MOSCOW: February 22, 2008
Opening Speech of Metropolitan Laurus at Orthodox St Tikhon Humanitarian University
Eminence archpastors, reverend fathers, dear in Christ brothers and sisters:
Raising praise and gratitude to our Lord and Savior for the great and wondrous good and mercies poured out upon the entire Russian Orthodox Church, I feel it is my duty to express heartfelt thanks to the Reverend Rector, the teachers and students of the Orthodox St Tikhon Humanitarian University, who are studying the latest period of the history of our Church. They are helping to find common ground and ways to reestablish the fullness of brotherly communion within the Local Russian Orthodox Church. We have great sympathy and good will for the tireless efforts of the teachers who work here and the students, the future workers in the Vineyard of Christ. This love for our common history inspires and strengthens the relationship between the faithful children of the Russian Orthodox Church in the Fatherland and in the diaspora, and I believe that genuinely fraternal cooperation and friendly relations will further tighten the bonds between us, and will bring great benefits.

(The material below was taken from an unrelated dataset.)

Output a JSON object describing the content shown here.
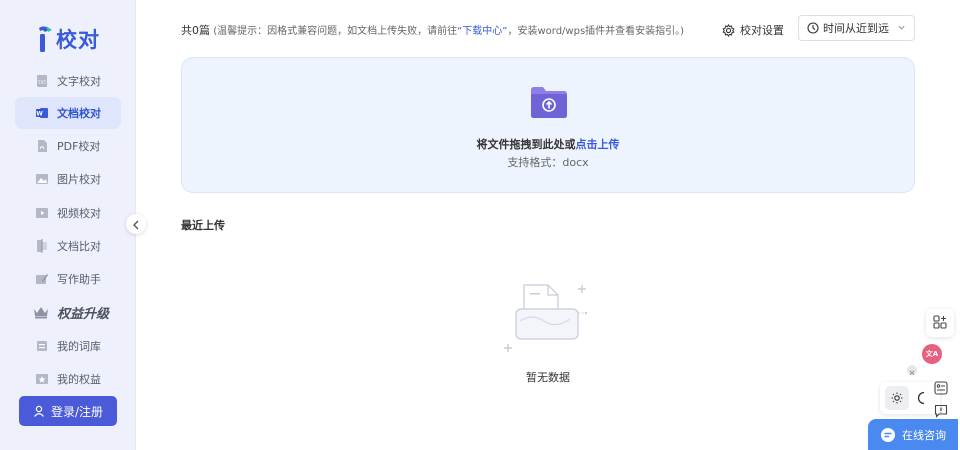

The Russian Orthodox Church came together upon the bones of the New Martyrs and Confessors who suffered from the godless persecutions. We now have a great and glorious host of new sufferers. Infants and children, the elderly and the adults, princes and simple folk, men and women, bishops and parish priests, monks and laymen, Royal Passion-bearers and their subjects have formed a great host of many millions of martyrs of Russia, the glory and splendor of our Russian Orthodox Church. Our main task is to proclaim this glory, to preach the faith, the courage, staunchness and patience of our martyrs, who planted a seed in our souls, in the spirit of our people, who now bear the fruits of spiritual rebirth.

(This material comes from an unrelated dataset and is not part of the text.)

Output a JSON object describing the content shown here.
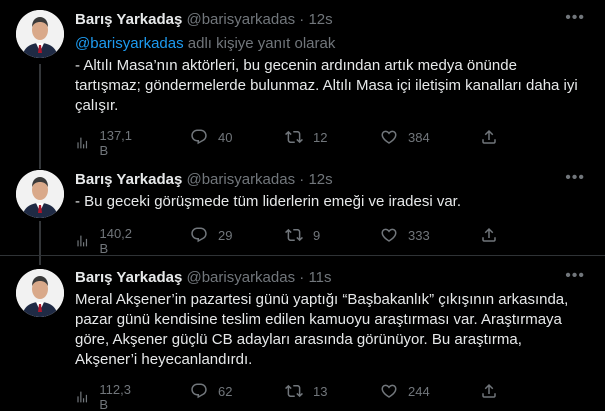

We must help to develop and strengthen these fruits in every way, we must unite our educational institutions, and service to the Church, with prayer to the Holy New Martyrs and Confessors of Russia, with veneration of their memory and imitation of their faith.
May Divine blessings visit all of you, and may the heavenly intercession of our New Martyrs and Confessors be with us, may they tend to our renewal. May peace and love increase among all of us! Amen.
During the discussion that followed, matters such as Orthodox witness in the West and parish life abroad were touched upon, as well as the specifics of parish life that helps preserve old Russian piety and culture abroad. The experiences of establishing the parish family, says Vladyka Gabriel of Manhattan, is the "talent that the Russian Orthodox Church Outside of Russia can bring to the rebirth and churchification of the Russian people."
Vladyka Laurus noted that the matter of reestablishing unity after the official signing of the Act of Canonical Communion is continuing: there are joint services, delegations from abroad visit Russia, and groups of Russians visit parishes abroad. This movement is helping strengthen internal church unity towards which the Russian Orthodox Church always strove.
In response to a question on the self-proclamation of independence of Kosovo, Bishop Peter of Cleveland stated: "I was born in the USA and am grateful to America, which gave me a great deal. But unfortunately, the West does not understand either the Russians or the Slavs. I speak openly about this despite the fact that I love the country I was born in. I do not know how to explain it, but I think that the West senses its spiritual bankruptcy in the face of Orthodox Christianity. The West fears Russian patriotism and Slavic unity."